[Interface dataset entries]
__________________________________________________

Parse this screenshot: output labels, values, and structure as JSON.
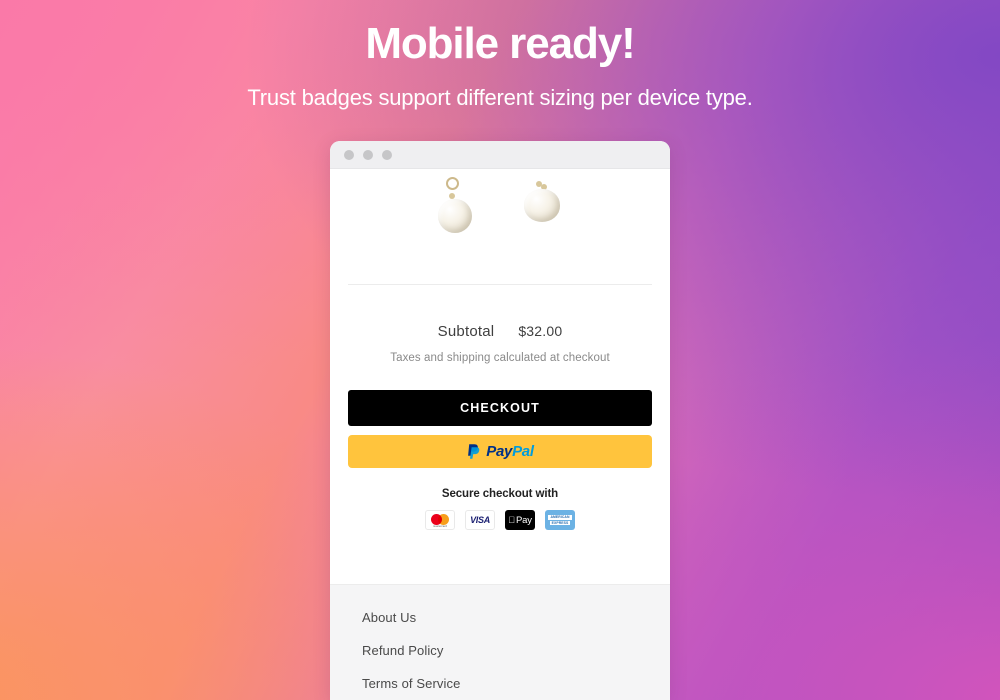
{
  "hero": {
    "title": "Mobile ready!",
    "subtitle": "Trust badges support different sizing per device type."
  },
  "browser": {
    "traffic_lights": [
      "close-dot",
      "minimize-dot",
      "maximize-dot"
    ]
  },
  "product": {
    "image_alt": "pearl-drop-earrings"
  },
  "cart": {
    "subtotal_label": "Subtotal",
    "subtotal_value": "$32.00",
    "tax_note": "Taxes and shipping calculated at checkout"
  },
  "actions": {
    "checkout_label": "CHECKOUT",
    "paypal_pay": "Pay",
    "paypal_pal": "Pal"
  },
  "secure": {
    "label": "Secure checkout with",
    "badges": [
      {
        "name": "mastercard",
        "text": "mastercard"
      },
      {
        "name": "visa",
        "text": "VISA"
      },
      {
        "name": "apple-pay",
        "text": "Pay"
      },
      {
        "name": "american-express",
        "line1": "AMERICAN",
        "line2": "EXPRESS"
      }
    ]
  },
  "footer": {
    "links": [
      {
        "label": "About Us"
      },
      {
        "label": "Refund Policy"
      },
      {
        "label": "Terms of Service"
      }
    ]
  },
  "colors": {
    "gradient_top_left": "#fa79a8",
    "gradient_top_right": "#8348c4",
    "gradient_bottom_left": "#fb955a",
    "gradient_bottom_right": "#d355bc",
    "checkout_bg": "#000000",
    "paypal_bg": "#ffc43d",
    "paypal_navy": "#003087",
    "paypal_blue": "#009cde",
    "footer_bg": "#f5f5f6"
  }
}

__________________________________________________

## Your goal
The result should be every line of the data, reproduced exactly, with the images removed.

## Result
Parse this screenshot: output labels, values, and structure as JSON.
{
  "hero": {
    "title": "Mobile ready!",
    "subtitle": "Trust badges support different sizing per device type."
  },
  "browser": {
    "traffic_lights": [
      "close-dot",
      "minimize-dot",
      "maximize-dot"
    ]
  },
  "product": {
    "image_alt": "pearl-drop-earrings"
  },
  "cart": {
    "subtotal_label": "Subtotal",
    "subtotal_value": "$32.00",
    "tax_note": "Taxes and shipping calculated at checkout"
  },
  "actions": {
    "checkout_label": "CHECKOUT",
    "paypal_pay": "Pay",
    "paypal_pal": "Pal"
  },
  "secure": {
    "label": "Secure checkout with",
    "badges": [
      {
        "name": "mastercard",
        "text": "mastercard"
      },
      {
        "name": "visa",
        "text": "VISA"
      },
      {
        "name": "apple-pay",
        "text": "Pay"
      },
      {
        "name": "american-express",
        "line1": "AMERICAN",
        "line2": "EXPRESS"
      }
    ]
  },
  "footer": {
    "links": [
      {
        "label": "About Us"
      },
      {
        "label": "Refund Policy"
      },
      {
        "label": "Terms of Service"
      }
    ]
  },
  "colors": {
    "gradient_top_left": "#fa79a8",
    "gradient_top_right": "#8348c4",
    "gradient_bottom_left": "#fb955a",
    "gradient_bottom_right": "#d355bc",
    "checkout_bg": "#000000",
    "paypal_bg": "#ffc43d",
    "paypal_navy": "#003087",
    "paypal_blue": "#009cde",
    "footer_bg": "#f5f5f6"
  }
}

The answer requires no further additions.